Assignment |
Lines below that include "Services" are the answer; copy each one.

[Start of section]

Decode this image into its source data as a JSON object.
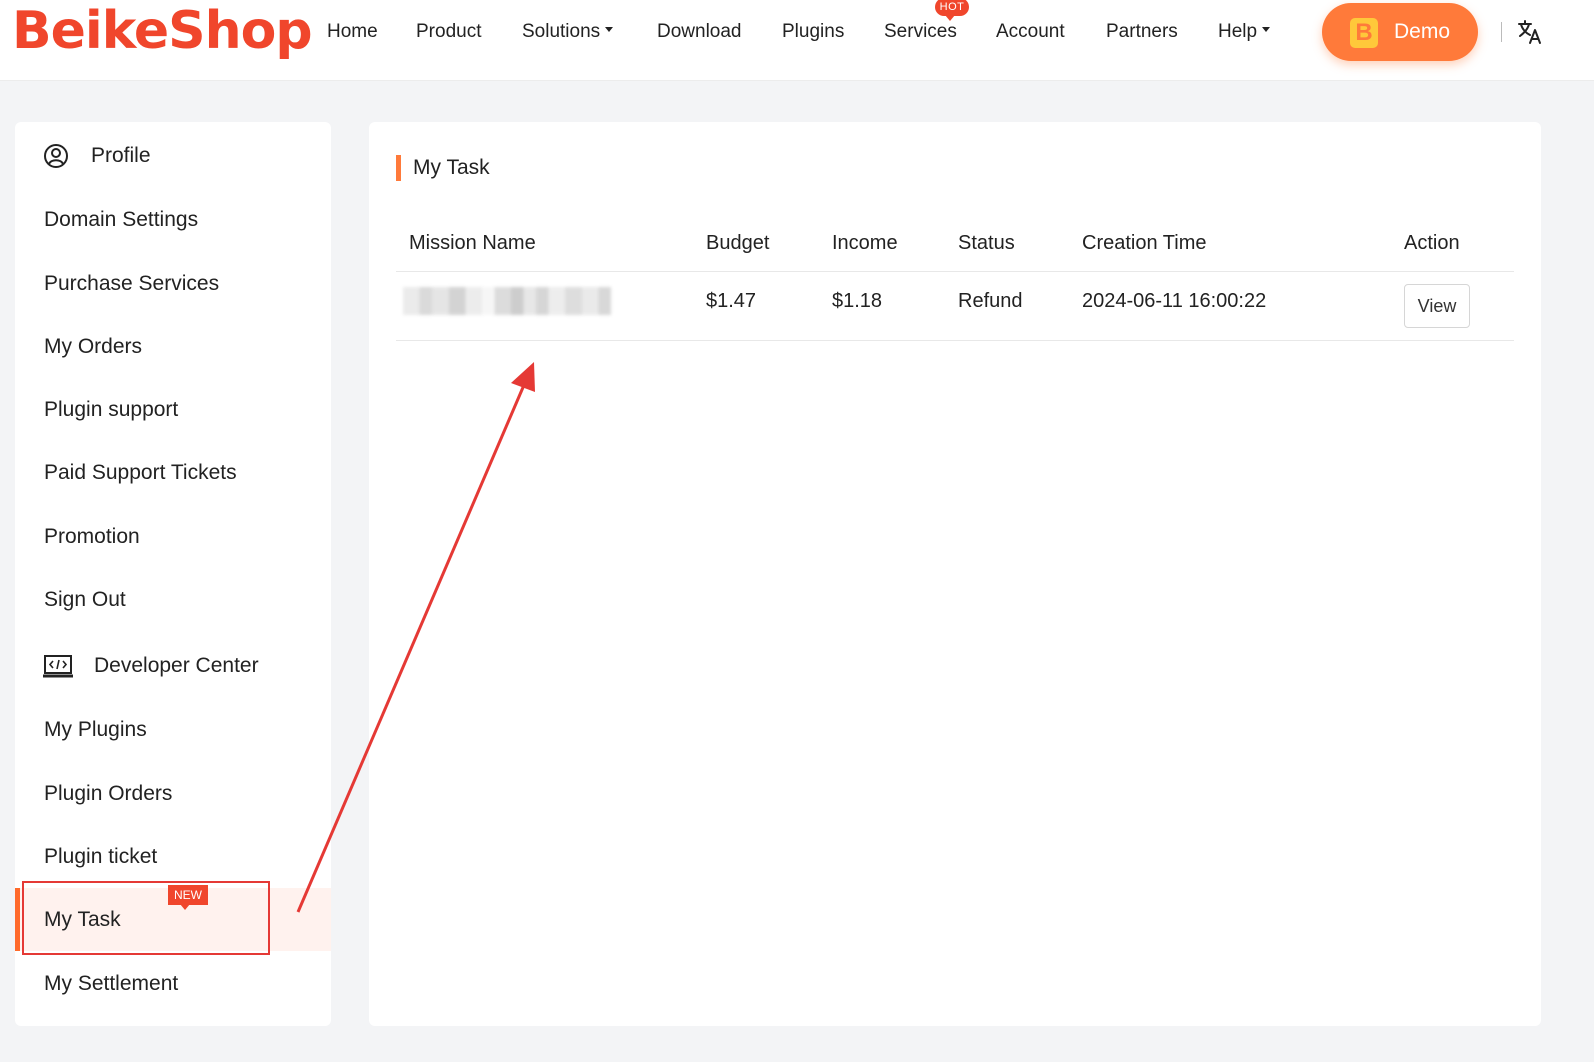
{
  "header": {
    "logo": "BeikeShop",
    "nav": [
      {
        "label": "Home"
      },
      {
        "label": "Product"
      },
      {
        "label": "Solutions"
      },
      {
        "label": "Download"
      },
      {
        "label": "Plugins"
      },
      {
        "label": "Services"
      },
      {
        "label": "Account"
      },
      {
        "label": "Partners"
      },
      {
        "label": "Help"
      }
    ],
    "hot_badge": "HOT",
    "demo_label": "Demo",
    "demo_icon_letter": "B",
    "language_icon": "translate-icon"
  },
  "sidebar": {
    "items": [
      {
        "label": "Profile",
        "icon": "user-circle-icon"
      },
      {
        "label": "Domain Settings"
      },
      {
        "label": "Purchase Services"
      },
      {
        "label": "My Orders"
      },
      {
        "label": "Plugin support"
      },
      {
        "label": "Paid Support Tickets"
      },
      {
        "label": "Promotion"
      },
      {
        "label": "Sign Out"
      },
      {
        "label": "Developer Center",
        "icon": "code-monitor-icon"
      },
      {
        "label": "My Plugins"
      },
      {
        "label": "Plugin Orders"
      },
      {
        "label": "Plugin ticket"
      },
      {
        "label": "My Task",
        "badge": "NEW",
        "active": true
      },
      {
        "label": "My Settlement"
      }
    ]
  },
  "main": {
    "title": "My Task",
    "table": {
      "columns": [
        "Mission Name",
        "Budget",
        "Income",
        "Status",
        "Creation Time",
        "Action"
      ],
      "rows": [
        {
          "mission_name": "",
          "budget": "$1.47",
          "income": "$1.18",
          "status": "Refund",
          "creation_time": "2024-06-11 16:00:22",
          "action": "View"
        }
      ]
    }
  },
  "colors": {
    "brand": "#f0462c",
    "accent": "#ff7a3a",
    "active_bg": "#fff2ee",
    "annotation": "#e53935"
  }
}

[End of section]

Reply |
        "label": "Services"
        "label": "Purchase Services"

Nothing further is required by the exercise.